• Work request:
Please write the data out once more, exactly as it is given.

• Records for this exercise:
• • •

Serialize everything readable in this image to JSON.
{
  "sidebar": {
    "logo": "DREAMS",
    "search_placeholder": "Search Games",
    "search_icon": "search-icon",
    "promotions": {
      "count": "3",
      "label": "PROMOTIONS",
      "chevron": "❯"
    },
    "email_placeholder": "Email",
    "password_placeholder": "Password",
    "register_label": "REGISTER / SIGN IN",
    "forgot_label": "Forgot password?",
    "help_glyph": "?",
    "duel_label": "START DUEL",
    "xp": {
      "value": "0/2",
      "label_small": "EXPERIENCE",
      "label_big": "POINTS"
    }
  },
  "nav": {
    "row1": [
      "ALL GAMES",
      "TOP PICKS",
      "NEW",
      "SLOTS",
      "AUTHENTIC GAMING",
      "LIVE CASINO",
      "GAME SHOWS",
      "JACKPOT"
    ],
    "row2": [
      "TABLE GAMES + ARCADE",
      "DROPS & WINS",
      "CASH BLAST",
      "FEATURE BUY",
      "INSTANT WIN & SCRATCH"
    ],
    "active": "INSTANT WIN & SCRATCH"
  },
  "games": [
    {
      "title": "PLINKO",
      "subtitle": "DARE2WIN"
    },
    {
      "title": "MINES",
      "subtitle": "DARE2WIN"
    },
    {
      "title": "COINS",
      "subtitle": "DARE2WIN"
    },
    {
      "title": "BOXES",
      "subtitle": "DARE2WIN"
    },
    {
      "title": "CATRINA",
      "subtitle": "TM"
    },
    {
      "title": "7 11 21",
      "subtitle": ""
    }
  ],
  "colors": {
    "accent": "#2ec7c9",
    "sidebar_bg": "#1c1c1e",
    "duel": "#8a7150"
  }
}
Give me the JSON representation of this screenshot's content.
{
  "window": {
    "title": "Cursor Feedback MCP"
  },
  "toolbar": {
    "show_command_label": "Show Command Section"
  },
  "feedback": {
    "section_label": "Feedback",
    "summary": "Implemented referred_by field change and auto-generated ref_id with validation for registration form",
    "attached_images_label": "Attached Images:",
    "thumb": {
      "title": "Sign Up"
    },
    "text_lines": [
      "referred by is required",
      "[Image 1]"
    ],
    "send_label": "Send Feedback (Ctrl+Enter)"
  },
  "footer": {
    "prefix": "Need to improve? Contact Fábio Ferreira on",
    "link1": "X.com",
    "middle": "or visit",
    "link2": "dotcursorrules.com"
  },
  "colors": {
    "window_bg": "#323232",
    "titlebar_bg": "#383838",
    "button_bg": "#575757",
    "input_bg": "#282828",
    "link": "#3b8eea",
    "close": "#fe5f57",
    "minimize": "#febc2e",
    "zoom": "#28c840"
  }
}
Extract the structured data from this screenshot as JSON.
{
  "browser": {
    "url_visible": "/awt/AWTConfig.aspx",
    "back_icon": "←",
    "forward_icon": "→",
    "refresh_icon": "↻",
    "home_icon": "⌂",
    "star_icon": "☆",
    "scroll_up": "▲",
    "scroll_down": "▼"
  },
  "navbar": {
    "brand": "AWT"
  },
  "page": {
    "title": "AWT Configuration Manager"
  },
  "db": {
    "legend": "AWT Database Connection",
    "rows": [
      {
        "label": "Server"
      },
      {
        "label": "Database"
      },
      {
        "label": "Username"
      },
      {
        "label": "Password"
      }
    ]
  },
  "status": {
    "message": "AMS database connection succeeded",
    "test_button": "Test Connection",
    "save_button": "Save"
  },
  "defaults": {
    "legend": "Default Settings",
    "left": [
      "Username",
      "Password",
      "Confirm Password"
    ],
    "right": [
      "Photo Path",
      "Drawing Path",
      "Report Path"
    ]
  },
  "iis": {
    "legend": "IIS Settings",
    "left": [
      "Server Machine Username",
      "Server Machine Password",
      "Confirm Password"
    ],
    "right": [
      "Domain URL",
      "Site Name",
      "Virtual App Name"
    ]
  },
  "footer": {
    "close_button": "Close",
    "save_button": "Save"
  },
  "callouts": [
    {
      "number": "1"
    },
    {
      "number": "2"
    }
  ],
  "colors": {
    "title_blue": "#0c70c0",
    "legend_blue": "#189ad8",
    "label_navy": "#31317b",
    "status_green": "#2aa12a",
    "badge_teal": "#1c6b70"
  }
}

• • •

• Solution to the problem:
Serialize everything readable in this image to JSON.
{
  "sidebar": {
    "logo": "DREAMS",
    "search_placeholder": "Search Games",
    "search_icon": "search-icon",
    "promotions": {
      "count": "3",
      "label": "PROMOTIONS",
      "chevron": "❯"
    },
    "email_placeholder": "Email",
    "password_placeholder": "Password",
    "register_label": "REGISTER / SIGN IN",
    "forgot_label": "Forgot password?",
    "help_glyph": "?",
    "duel_label": "START DUEL",
    "xp": {
      "value": "0/2",
      "label_small": "EXPERIENCE",
      "label_big": "POINTS"
    }
  },
  "nav": {
    "row1": [
      "ALL GAMES",
      "TOP PICKS",
      "NEW",
      "SLOTS",
      "AUTHENTIC GAMING",
      "LIVE CASINO",
      "GAME SHOWS",
      "JACKPOT"
    ],
    "row2": [
      "TABLE GAMES + ARCADE",
      "DROPS & WINS",
      "CASH BLAST",
      "FEATURE BUY",
      "INSTANT WIN & SCRATCH"
    ],
    "active": "INSTANT WIN & SCRATCH"
  },
  "games": [
    {
      "title": "PLINKO",
      "subtitle": "DARE2WIN"
    },
    {
      "title": "MINES",
      "subtitle": "DARE2WIN"
    },
    {
      "title": "COINS",
      "subtitle": "DARE2WIN"
    },
    {
      "title": "BOXES",
      "subtitle": "DARE2WIN"
    },
    {
      "title": "CATRINA",
      "subtitle": "TM"
    },
    {
      "title": "7 11 21",
      "subtitle": ""
    }
  ],
  "colors": {
    "accent": "#2ec7c9",
    "sidebar_bg": "#1c1c1e",
    "duel": "#8a7150"
  }
}
Give me the JSON representation of this screenshot's content.
{
  "window": {
    "title": "Cursor Feedback MCP"
  },
  "toolbar": {
    "show_command_label": "Show Command Section"
  },
  "feedback": {
    "section_label": "Feedback",
    "summary": "Implemented referred_by field change and auto-generated ref_id with validation for registration form",
    "attached_images_label": "Attached Images:",
    "thumb": {
      "title": "Sign Up"
    },
    "text_lines": [
      "referred by is required",
      "[Image 1]"
    ],
    "send_label": "Send Feedback (Ctrl+Enter)"
  },
  "footer": {
    "prefix": "Need to improve? Contact Fábio Ferreira on",
    "link1": "X.com",
    "middle": "or visit",
    "link2": "dotcursorrules.com"
  },
  "colors": {
    "window_bg": "#323232",
    "titlebar_bg": "#383838",
    "button_bg": "#575757",
    "input_bg": "#282828",
    "link": "#3b8eea",
    "close": "#fe5f57",
    "minimize": "#febc2e",
    "zoom": "#28c840"
  }
}
Extract the structured data from this screenshot as JSON.
{
  "browser": {
    "url_visible": "/awt/AWTConfig.aspx",
    "back_icon": "←",
    "forward_icon": "→",
    "refresh_icon": "↻",
    "home_icon": "⌂",
    "star_icon": "☆",
    "scroll_up": "▲",
    "scroll_down": "▼"
  },
  "navbar": {
    "brand": "AWT"
  },
  "page": {
    "title": "AWT Configuration Manager"
  },
  "db": {
    "legend": "AWT Database Connection",
    "rows": [
      {
        "label": "Server"
      },
      {
        "label": "Database"
      },
      {
        "label": "Username"
      },
      {
        "label": "Password"
      }
    ]
  },
  "status": {
    "message": "AMS database connection succeeded",
    "test_button": "Test Connection",
    "save_button": "Save"
  },
  "defaults": {
    "legend": "Default Settings",
    "left": [
      "Username",
      "Password",
      "Confirm Password"
    ],
    "right": [
      "Photo Path",
      "Drawing Path",
      "Report Path"
    ]
  },
  "iis": {
    "legend": "IIS Settings",
    "left": [
      "Server Machine Username",
      "Server Machine Password",
      "Confirm Password"
    ],
    "right": [
      "Domain URL",
      "Site Name",
      "Virtual App Name"
    ]
  },
  "footer": {
    "close_button": "Close",
    "save_button": "Save"
  },
  "callouts": [
    {
      "number": "1"
    },
    {
      "number": "2"
    }
  ],
  "colors": {
    "title_blue": "#0c70c0",
    "legend_blue": "#189ad8",
    "label_navy": "#31317b",
    "status_green": "#2aa12a",
    "badge_teal": "#1c6b70"
  }
}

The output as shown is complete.